rel: The rel attribute can take several different values. You should have already seen values such as stylesheet, author, icon etc. You will use the value canonical for this tag.
href: This attribute will reference the URL that you prefer the page to be indexed by. It does not need to be absolute and you can use relative URLs. Many crawlers can use the base url link and relative URL to resolve URLs. However absolute URLs are strongly recommended in order to avoid errors and misinterpretations.
An example of the canonical link tag would look like this:
<link rel="canonical" href="http://www.lostsaloon.com/marketing/" />
The above tag instructs the crawlers to treat the URL of this web page, as the one specified in the href no matter what URL was used to access the page. Beware that tag is more of hint than a directive which means the crawlers can ignore it or override it.
The advantage of this method is that you don’t have to track down every single URL that might point to the page. It can handle URLs that you might not know of, especially if you use some content management systems such as WordPress or Drupal or some shopping or e-commerce frameworks. It also eliminates the need to come up with rules that will correctly redirect all URL variations.
Another advantage is that there is no “hard” redirects where a browser will need request another URL and to reload the content. This can save on multiple requests to the server when it is not needed.

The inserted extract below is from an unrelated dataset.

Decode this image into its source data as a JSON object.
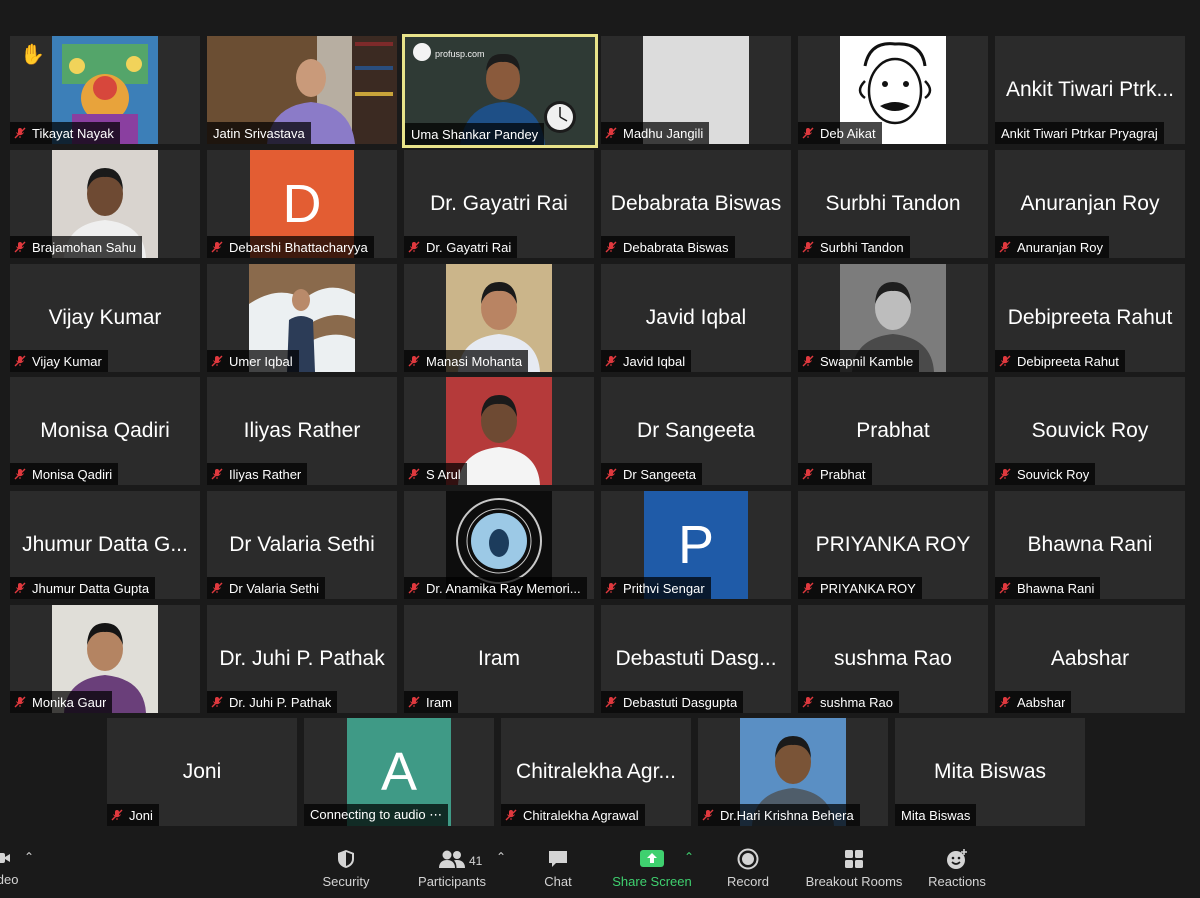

It is relatively new tag, so it is quite possible that not all search engines and crawlers support it fully. However, the major search engines such as Google and Yahoo do support them.
HTTP Redirect Method
The is similar to standard HTTP redirect that you might have used in other scenarios. URL redirection is the method where one URL is redirected to a different URL forcing the client to load the new URL instead of the original or requested URL.
You can use a server side redirect with the HTTP code 301. The 301 code denotes that the redirection is a permanent redirection. This kind of redirection is a stronger signal when it comes to crawlers because it forces the clients to load and read content from the new URL. Moreover, 301 redirection has cross-domain functionality which is not supported by other methods.
Another advantage is that it redirects all users or clients including browsers, direct traffic and crawlers. This allows you to choose the correct URL for all users including social media shares and bookmarking etc.
You will need to figure out all the URLs that point to each page and create rules that will redirect the pages correctly. It is easy to miss some URLs or create wrong redirects if you are not careful when writing rules.
HTTP Header Method
This is a variation of the HTTP tag method that was described earlier. You can configure the HTTP headers for URLs to specify the correct or prefered URL for the resource. You will have to create a HTTP header that looks something like this:
Link: </marketing/>; rel="canonical"
Just as with the HTTP tag method method, the crawlers will now try to honor the prefered URL.
Use Sitemaps with Prefered URLs
Create a sitemap file for your webpages. In this Sitemap file, ensure that you reference the web pages using the prefered URLs only. This is just another indication to the crawlers and search engine bots which URL they should use.
This method probably not the most effective when compared to other methods. Not all search engines follow the sitemaps and it is also possible that crawlers will land on your pages by following other links from other domains and pages.
You can follow one or all of the above methods to make sure that your pages are indexed correctly by search engines. Getting your pages indexed correctly and as you prefer is a big part of SEO to ensure that your pages are displayed correctly in SERP or Search engine result pages. Sometimes, a combination of the above methods work the best depending on the structure of your website.